§ Records for the exercise:
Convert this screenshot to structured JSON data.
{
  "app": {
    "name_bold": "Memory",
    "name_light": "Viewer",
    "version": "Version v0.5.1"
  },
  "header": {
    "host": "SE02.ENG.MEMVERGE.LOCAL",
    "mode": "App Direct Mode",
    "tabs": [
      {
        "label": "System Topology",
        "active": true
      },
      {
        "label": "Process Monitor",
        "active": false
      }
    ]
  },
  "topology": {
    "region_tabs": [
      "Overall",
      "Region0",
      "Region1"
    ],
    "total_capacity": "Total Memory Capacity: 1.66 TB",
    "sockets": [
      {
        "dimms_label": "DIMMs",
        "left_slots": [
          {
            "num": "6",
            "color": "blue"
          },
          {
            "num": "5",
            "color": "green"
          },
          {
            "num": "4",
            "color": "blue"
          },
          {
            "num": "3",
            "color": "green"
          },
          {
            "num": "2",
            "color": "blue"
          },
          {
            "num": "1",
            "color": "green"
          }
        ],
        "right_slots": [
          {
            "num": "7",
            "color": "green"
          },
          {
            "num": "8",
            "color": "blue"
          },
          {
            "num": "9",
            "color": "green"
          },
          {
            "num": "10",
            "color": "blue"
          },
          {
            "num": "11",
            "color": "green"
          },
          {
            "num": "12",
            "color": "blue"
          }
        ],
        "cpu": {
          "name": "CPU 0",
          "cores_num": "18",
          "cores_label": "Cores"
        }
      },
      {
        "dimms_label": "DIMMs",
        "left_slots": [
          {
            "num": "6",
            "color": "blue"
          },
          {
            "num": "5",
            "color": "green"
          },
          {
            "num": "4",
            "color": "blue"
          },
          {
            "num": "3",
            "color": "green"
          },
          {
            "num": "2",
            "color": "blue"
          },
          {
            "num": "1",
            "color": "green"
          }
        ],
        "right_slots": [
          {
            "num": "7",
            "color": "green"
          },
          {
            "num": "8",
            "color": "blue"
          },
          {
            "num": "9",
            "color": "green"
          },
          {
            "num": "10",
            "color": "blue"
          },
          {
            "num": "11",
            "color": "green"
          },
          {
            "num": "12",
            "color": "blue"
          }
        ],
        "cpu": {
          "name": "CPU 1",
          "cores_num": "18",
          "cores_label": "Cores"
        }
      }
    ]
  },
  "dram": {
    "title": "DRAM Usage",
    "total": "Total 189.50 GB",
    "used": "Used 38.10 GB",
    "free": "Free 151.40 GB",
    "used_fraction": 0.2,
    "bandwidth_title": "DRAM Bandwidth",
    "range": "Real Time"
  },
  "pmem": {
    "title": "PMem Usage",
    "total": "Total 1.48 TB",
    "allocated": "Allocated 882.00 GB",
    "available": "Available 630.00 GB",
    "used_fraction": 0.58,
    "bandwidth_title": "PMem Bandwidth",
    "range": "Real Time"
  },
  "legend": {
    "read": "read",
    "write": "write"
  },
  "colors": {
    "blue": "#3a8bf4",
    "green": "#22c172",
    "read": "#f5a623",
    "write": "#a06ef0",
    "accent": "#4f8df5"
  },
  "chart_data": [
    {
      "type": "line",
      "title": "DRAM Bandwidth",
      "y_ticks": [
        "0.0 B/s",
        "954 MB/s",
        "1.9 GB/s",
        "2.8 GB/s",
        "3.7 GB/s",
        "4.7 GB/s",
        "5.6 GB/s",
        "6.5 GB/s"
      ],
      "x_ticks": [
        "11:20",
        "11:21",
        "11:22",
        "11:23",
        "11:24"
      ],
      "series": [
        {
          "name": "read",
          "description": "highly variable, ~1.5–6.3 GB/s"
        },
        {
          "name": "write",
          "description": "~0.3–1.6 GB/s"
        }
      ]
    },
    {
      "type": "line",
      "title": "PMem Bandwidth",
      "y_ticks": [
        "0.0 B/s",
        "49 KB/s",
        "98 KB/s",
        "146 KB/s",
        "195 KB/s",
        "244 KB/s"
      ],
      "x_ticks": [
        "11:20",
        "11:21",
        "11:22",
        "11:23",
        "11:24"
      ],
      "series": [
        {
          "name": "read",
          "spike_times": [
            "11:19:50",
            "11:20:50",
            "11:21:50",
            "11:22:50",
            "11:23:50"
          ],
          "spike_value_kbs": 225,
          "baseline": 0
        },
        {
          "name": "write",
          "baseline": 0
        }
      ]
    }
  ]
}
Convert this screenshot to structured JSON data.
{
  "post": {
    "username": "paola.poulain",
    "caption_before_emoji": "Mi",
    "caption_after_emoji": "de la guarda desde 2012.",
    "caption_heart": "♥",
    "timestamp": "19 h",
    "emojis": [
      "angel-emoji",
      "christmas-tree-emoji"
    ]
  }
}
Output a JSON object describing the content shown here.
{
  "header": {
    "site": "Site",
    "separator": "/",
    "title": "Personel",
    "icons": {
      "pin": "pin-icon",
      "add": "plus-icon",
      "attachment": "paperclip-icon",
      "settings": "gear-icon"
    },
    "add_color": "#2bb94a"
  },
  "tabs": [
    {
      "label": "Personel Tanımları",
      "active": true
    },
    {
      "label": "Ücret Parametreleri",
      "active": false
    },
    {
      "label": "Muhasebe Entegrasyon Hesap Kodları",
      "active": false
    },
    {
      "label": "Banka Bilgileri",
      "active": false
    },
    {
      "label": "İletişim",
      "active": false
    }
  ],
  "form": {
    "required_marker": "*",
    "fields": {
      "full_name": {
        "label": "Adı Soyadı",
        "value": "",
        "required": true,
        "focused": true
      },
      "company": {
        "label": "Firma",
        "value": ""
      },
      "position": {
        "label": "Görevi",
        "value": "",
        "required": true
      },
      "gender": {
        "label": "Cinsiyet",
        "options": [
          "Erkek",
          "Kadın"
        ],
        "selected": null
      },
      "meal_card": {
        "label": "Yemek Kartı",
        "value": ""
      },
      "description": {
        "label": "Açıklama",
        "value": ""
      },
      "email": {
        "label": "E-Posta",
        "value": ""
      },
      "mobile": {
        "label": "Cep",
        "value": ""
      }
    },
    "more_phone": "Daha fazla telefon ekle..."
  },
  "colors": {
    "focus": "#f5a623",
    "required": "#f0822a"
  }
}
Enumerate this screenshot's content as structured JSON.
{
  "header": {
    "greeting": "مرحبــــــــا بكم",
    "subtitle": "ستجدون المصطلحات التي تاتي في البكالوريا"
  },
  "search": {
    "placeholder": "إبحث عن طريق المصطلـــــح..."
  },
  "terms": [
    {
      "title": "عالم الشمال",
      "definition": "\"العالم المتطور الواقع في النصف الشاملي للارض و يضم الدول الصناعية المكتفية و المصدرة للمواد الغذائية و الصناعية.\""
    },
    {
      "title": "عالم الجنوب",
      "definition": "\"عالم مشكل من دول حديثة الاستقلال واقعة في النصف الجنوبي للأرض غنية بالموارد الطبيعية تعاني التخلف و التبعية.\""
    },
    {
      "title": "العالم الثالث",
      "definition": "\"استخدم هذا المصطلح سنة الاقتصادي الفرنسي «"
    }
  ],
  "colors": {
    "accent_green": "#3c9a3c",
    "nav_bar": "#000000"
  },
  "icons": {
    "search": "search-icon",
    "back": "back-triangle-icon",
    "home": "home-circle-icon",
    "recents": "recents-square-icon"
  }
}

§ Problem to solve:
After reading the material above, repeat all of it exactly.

§ Written reply:
Convert this screenshot to structured JSON data.
{
  "app": {
    "name_bold": "Memory",
    "name_light": "Viewer",
    "version": "Version v0.5.1"
  },
  "header": {
    "host": "SE02.ENG.MEMVERGE.LOCAL",
    "mode": "App Direct Mode",
    "tabs": [
      {
        "label": "System Topology",
        "active": true
      },
      {
        "label": "Process Monitor",
        "active": false
      }
    ]
  },
  "topology": {
    "region_tabs": [
      "Overall",
      "Region0",
      "Region1"
    ],
    "total_capacity": "Total Memory Capacity: 1.66 TB",
    "sockets": [
      {
        "dimms_label": "DIMMs",
        "left_slots": [
          {
            "num": "6",
            "color": "blue"
          },
          {
            "num": "5",
            "color": "green"
          },
          {
            "num": "4",
            "color": "blue"
          },
          {
            "num": "3",
            "color": "green"
          },
          {
            "num": "2",
            "color": "blue"
          },
          {
            "num": "1",
            "color": "green"
          }
        ],
        "right_slots": [
          {
            "num": "7",
            "color": "green"
          },
          {
            "num": "8",
            "color": "blue"
          },
          {
            "num": "9",
            "color": "green"
          },
          {
            "num": "10",
            "color": "blue"
          },
          {
            "num": "11",
            "color": "green"
          },
          {
            "num": "12",
            "color": "blue"
          }
        ],
        "cpu": {
          "name": "CPU 0",
          "cores_num": "18",
          "cores_label": "Cores"
        }
      },
      {
        "dimms_label": "DIMMs",
        "left_slots": [
          {
            "num": "6",
            "color": "blue"
          },
          {
            "num": "5",
            "color": "green"
          },
          {
            "num": "4",
            "color": "blue"
          },
          {
            "num": "3",
            "color": "green"
          },
          {
            "num": "2",
            "color": "blue"
          },
          {
            "num": "1",
            "color": "green"
          }
        ],
        "right_slots": [
          {
            "num": "7",
            "color": "green"
          },
          {
            "num": "8",
            "color": "blue"
          },
          {
            "num": "9",
            "color": "green"
          },
          {
            "num": "10",
            "color": "blue"
          },
          {
            "num": "11",
            "color": "green"
          },
          {
            "num": "12",
            "color": "blue"
          }
        ],
        "cpu": {
          "name": "CPU 1",
          "cores_num": "18",
          "cores_label": "Cores"
        }
      }
    ]
  },
  "dram": {
    "title": "DRAM Usage",
    "total": "Total 189.50 GB",
    "used": "Used 38.10 GB",
    "free": "Free 151.40 GB",
    "used_fraction": 0.2,
    "bandwidth_title": "DRAM Bandwidth",
    "range": "Real Time"
  },
  "pmem": {
    "title": "PMem Usage",
    "total": "Total 1.48 TB",
    "allocated": "Allocated 882.00 GB",
    "available": "Available 630.00 GB",
    "used_fraction": 0.58,
    "bandwidth_title": "PMem Bandwidth",
    "range": "Real Time"
  },
  "legend": {
    "read": "read",
    "write": "write"
  },
  "colors": {
    "blue": "#3a8bf4",
    "green": "#22c172",
    "read": "#f5a623",
    "write": "#a06ef0",
    "accent": "#4f8df5"
  },
  "chart_data": [
    {
      "type": "line",
      "title": "DRAM Bandwidth",
      "y_ticks": [
        "0.0 B/s",
        "954 MB/s",
        "1.9 GB/s",
        "2.8 GB/s",
        "3.7 GB/s",
        "4.7 GB/s",
        "5.6 GB/s",
        "6.5 GB/s"
      ],
      "x_ticks": [
        "11:20",
        "11:21",
        "11:22",
        "11:23",
        "11:24"
      ],
      "series": [
        {
          "name": "read",
          "description": "highly variable, ~1.5–6.3 GB/s"
        },
        {
          "name": "write",
          "description": "~0.3–1.6 GB/s"
        }
      ]
    },
    {
      "type": "line",
      "title": "PMem Bandwidth",
      "y_ticks": [
        "0.0 B/s",
        "49 KB/s",
        "98 KB/s",
        "146 KB/s",
        "195 KB/s",
        "244 KB/s"
      ],
      "x_ticks": [
        "11:20",
        "11:21",
        "11:22",
        "11:23",
        "11:24"
      ],
      "series": [
        {
          "name": "read",
          "spike_times": [
            "11:19:50",
            "11:20:50",
            "11:21:50",
            "11:22:50",
            "11:23:50"
          ],
          "spike_value_kbs": 225,
          "baseline": 0
        },
        {
          "name": "write",
          "baseline": 0
        }
      ]
    }
  ]
}
Convert this screenshot to structured JSON data.
{
  "post": {
    "username": "paola.poulain",
    "caption_before_emoji": "Mi",
    "caption_after_emoji": "de la guarda desde 2012.",
    "caption_heart": "♥",
    "timestamp": "19 h",
    "emojis": [
      "angel-emoji",
      "christmas-tree-emoji"
    ]
  }
}
Output a JSON object describing the content shown here.
{
  "header": {
    "site": "Site",
    "separator": "/",
    "title": "Personel",
    "icons": {
      "pin": "pin-icon",
      "add": "plus-icon",
      "attachment": "paperclip-icon",
      "settings": "gear-icon"
    },
    "add_color": "#2bb94a"
  },
  "tabs": [
    {
      "label": "Personel Tanımları",
      "active": true
    },
    {
      "label": "Ücret Parametreleri",
      "active": false
    },
    {
      "label": "Muhasebe Entegrasyon Hesap Kodları",
      "active": false
    },
    {
      "label": "Banka Bilgileri",
      "active": false
    },
    {
      "label": "İletişim",
      "active": false
    }
  ],
  "form": {
    "required_marker": "*",
    "fields": {
      "full_name": {
        "label": "Adı Soyadı",
        "value": "",
        "required": true,
        "focused": true
      },
      "company": {
        "label": "Firma",
        "value": ""
      },
      "position": {
        "label": "Görevi",
        "value": "",
        "required": true
      },
      "gender": {
        "label": "Cinsiyet",
        "options": [
          "Erkek",
          "Kadın"
        ],
        "selected": null
      },
      "meal_card": {
        "label": "Yemek Kartı",
        "value": ""
      },
      "description": {
        "label": "Açıklama",
        "value": ""
      },
      "email": {
        "label": "E-Posta",
        "value": ""
      },
      "mobile": {
        "label": "Cep",
        "value": ""
      }
    },
    "more_phone": "Daha fazla telefon ekle..."
  },
  "colors": {
    "focus": "#f5a623",
    "required": "#f0822a"
  }
}
Enumerate this screenshot's content as structured JSON.
{
  "header": {
    "greeting": "مرحبــــــــا بكم",
    "subtitle": "ستجدون المصطلحات التي تاتي في البكالوريا"
  },
  "search": {
    "placeholder": "إبحث عن طريق المصطلـــــح..."
  },
  "terms": [
    {
      "title": "عالم الشمال",
      "definition": "\"العالم المتطور الواقع في النصف الشاملي للارض و يضم الدول الصناعية المكتفية و المصدرة للمواد الغذائية و الصناعية.\""
    },
    {
      "title": "عالم الجنوب",
      "definition": "\"عالم مشكل من دول حديثة الاستقلال واقعة في النصف الجنوبي للأرض غنية بالموارد الطبيعية تعاني التخلف و التبعية.\""
    },
    {
      "title": "العالم الثالث",
      "definition": "\"استخدم هذا المصطلح سنة الاقتصادي الفرنسي «"
    }
  ],
  "colors": {
    "accent_green": "#3c9a3c",
    "nav_bar": "#000000"
  },
  "icons": {
    "search": "search-icon",
    "back": "back-triangle-icon",
    "home": "home-circle-icon",
    "recents": "recents-square-icon"
  }
}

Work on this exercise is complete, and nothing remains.